John Chuckman



“A Light in the Darkness – the Topic of Nationalism”


H G Wells said it best: “Our true nationality is mankind.”

There is nothing less promising for humanity’s future than the re-emergence of nationalism.

Poisonous stuff in almost every aspect.


Response to another comment

I’m not a New Englander in spirit, as in good fences make good neighbors. It’s a parochial sentiment.

And we don’t have to look as far as Hitler for destructive aspects of nationalism.

Trump does a pretty good job of promoting nastiness and conflict in the world, largely in the name of nationalism and narrow self-interest.


Response to a comment saying, “As automation systems get more advanced, it is not a bad idea to have a nation with a slightly smaller homogeneous population.”

I respectfully disagree.

The only homogeneity genuinely needed involves talent, good will, and cooperation.

And Demographic Transition in all advanced countries promises not just mean a slightly smaller population. It promises, without in-migration, a falling population.

A population can only be maintained at a fertility rate of about 2.1, but in much of the advanced world, we see rates more like 1.5. That means declining populations.

And what nations even have homogeneous populations? Virtually none of the traditional “powers” from Germany to the US. None of the smaller traditional states from Sweden to Canada.

China, Russia – sort of. Their populations, in fact, have many kinds of ethnic groups in them, something often not appreciated by those abroad.

The prospects for future job creation are indeed unknown, over some fairly long time horizon. AI will eventually have large impacts, but I think we have to deal with those as they arise, not in some undefined dreamy notions now.

But we know what they have been and what they likely will be over some time once the pandemic is over.

All bets are, of course, off if our current terrible set of problems – disease, economy, finances, aggression, and fear – create a revolutionary storm with some brave new world beyond that we cannot imagine, something not at all impossible.


Response to another comment:

Yes, I understand what you are saying, and many institutions over certain portions of their history do perform functions outside their primary ones to advance something worthwhile for a whole society. I’m sure it has been so at times for nationalism.

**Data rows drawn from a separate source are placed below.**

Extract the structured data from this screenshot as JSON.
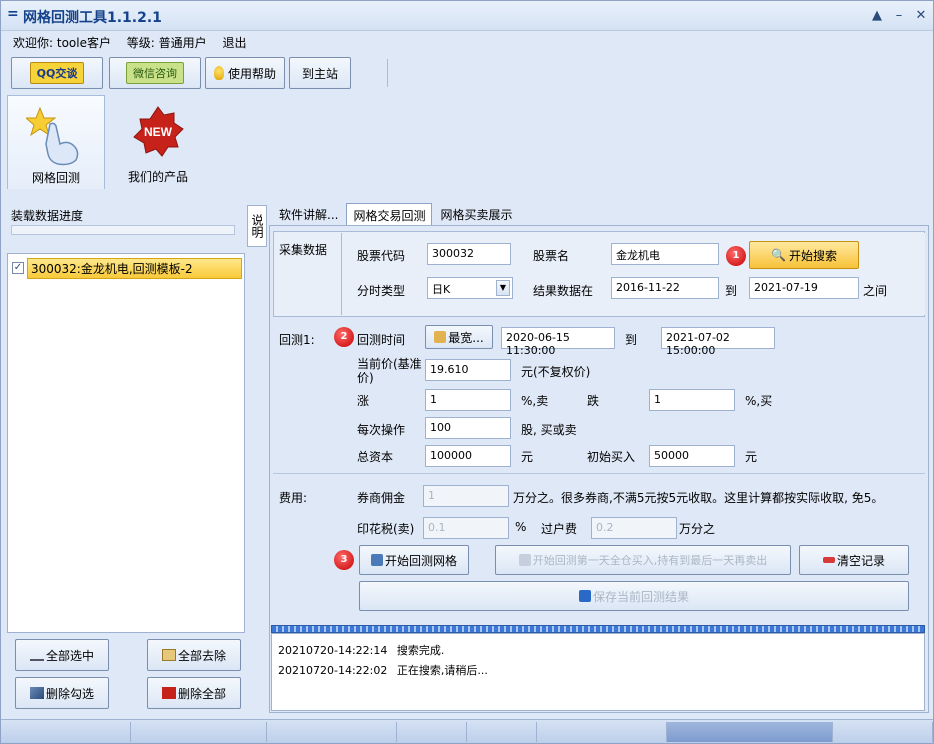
{
  "window": {
    "title": "网格回测工具1.1.2.1",
    "menu_glyph": "=",
    "btn_min": "▲",
    "btn_max": "–",
    "btn_close": "✕"
  },
  "welcome": {
    "greeting": "欢迎你: toole客户",
    "level": "等级: 普通用户",
    "logout": "退出"
  },
  "toolbar": {
    "qq_label": "QQ交谈",
    "wx_label": "微信咨询",
    "help_label": "使用帮助",
    "site_label": "到主站"
  },
  "nav": {
    "grid_label": "网格回测",
    "products_label": "我们的产品",
    "new_badge": "NEW"
  },
  "left": {
    "progress_label": "装载数据进度",
    "list_items": [
      "300032:金龙机电,回测模板-2"
    ],
    "select_all": "全部选中",
    "deselect_all": "全部去除",
    "delete_checked": "删除勾选",
    "delete_all": "删除全部"
  },
  "vtab_label": "说明",
  "tabs": [
    "软件讲解...",
    "网格交易回测",
    "网格买卖展示"
  ],
  "collect": {
    "group_label": "采集数据",
    "code_label": "股票代码",
    "code_value": "300032",
    "name_label": "股票名",
    "name_value": "金龙机电",
    "search_button": "开始搜索",
    "period_label": "分时类型",
    "period_value": "日K",
    "range_label": "结果数据在",
    "range_start": "2016-11-22",
    "to_label": "到",
    "range_end": "2021-07-19",
    "between_label": "之间"
  },
  "backtest": {
    "group_label": "回测1:",
    "time_label": "回测时间",
    "widest_button": "最宽...",
    "start_time": "2020-06-15 11:30:00",
    "to_label": "到",
    "end_time": "2021-07-02 15:00:00",
    "price_label": "当前价(基准价)",
    "price_value": "19.610",
    "price_unit": "元(不复权价)",
    "rise_label": "涨",
    "rise_value": "1",
    "rise_unit": "%,卖",
    "fall_label": "跌",
    "fall_value": "1",
    "fall_unit": "%,买",
    "per_op_label": "每次操作",
    "per_op_value": "100",
    "per_op_unit": "股, 买或卖",
    "capital_label": "总资本",
    "capital_value": "100000",
    "capital_unit": "元",
    "initial_label": "初始买入",
    "initial_value": "50000",
    "initial_unit": "元"
  },
  "fees": {
    "group_label": "费用:",
    "commission_label": "券商佣金",
    "commission_value": "1",
    "commission_note": "万分之。很多券商,不满5元按5元收取。这里计算都按实际收取, 免5。",
    "stamp_label": "印花税(卖)",
    "stamp_value": "0.1",
    "stamp_unit": "%",
    "transfer_label": "过户费",
    "transfer_value": "0.2",
    "transfer_unit": "万分之"
  },
  "actions": {
    "start_button": "开始回测网格",
    "disabled_button": "开始回测第一天全仓买入,持有到最后一天再卖出",
    "clear_button": "清空记录",
    "save_button": "保存当前回测结果"
  },
  "steps": [
    "1",
    "2",
    "3"
  ],
  "log": [
    {
      "time": "20210720-14:22:14",
      "text": "搜索完成."
    },
    {
      "time": "20210720-14:22:02",
      "text": "正在搜索,请稍后..."
    }
  ]
}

Certain Protestants come to mind concerning education. Because they wanted people to read the Bible for themselves, they boosted the idea of widespread education. But I do not associate Protestants today at all with any progressive cause like that, at least the great bulk of them.

Nationalism today is, to my mind, unpleasantly narrow stuff. I, me, mine. It really is a larger-scale extension of tribalism, which I do not think anyone associates with anything good today, although, thousands of years ago, it undoubtedly served useful purposes.

I very much admire past efforts to create international organizations for trade and other important matters. Many good things happened in the postwar period along those lines.

Many of those organizations and arrangements are now under attack by staunch nationalist types, like Trump. (What an irony that such a hugger-of-his-flag for photo-ops and one who makes many military threats avoided military service, and on the flimsy excuse of bone spurs in a college basketball player!)

In the end, the attacks will only make the world a poorer place. They will also increase the likelihood of conflict. Since Trump’s crowd is deliberately using a kind of hybrid economic warfare to extract advantages for itself, it is busy right now increasing the likelihood of conflict.

Nation-states, too, are haphazardly created over the centuries. There is almost no pattern or consistency, some getting a wonderful natural endowment, and others getting very little indeed. Are international borders and armies to lock that extreme unfairness in for all time? What’s admirable about that?

There are many other matters at work too. All advanced countries have passed through Demographic Transition, and their populations cannot replace themselves without in-migration.

Some advanced countries actually face population decline, as Japan.

So, international migration will be a larger and larger part of things. Changes in climate will also affect these movements. The changes will not be the same in all places, and some populations will need to move. International order and authority will absolutely be required.

There are many other considerations, but I’ll leave it there.

Of course, anything I say is predicated on the current storm of difficulties not turning into a catastrophe, a world-shaking set of events, and I think that is not impossible.

I do think the pandemic, when it is over, may create demand for additional international measures, an international authority around medical matters and warning systems and unified responses and best practices. That would be a very good thing.


Fill in your details below or click an icon to log in: Logo

You are commenting using your account. Log Out /  Change )

Google photo

You are commenting using your Google account. Log Out /  Change )

Twitter picture

You are commenting using your Twitter account. Log Out /  Change )

Facebook photo

You are commenting using your Facebook account. Log Out /  Change )

Connecting to %s

%d bloggers like this: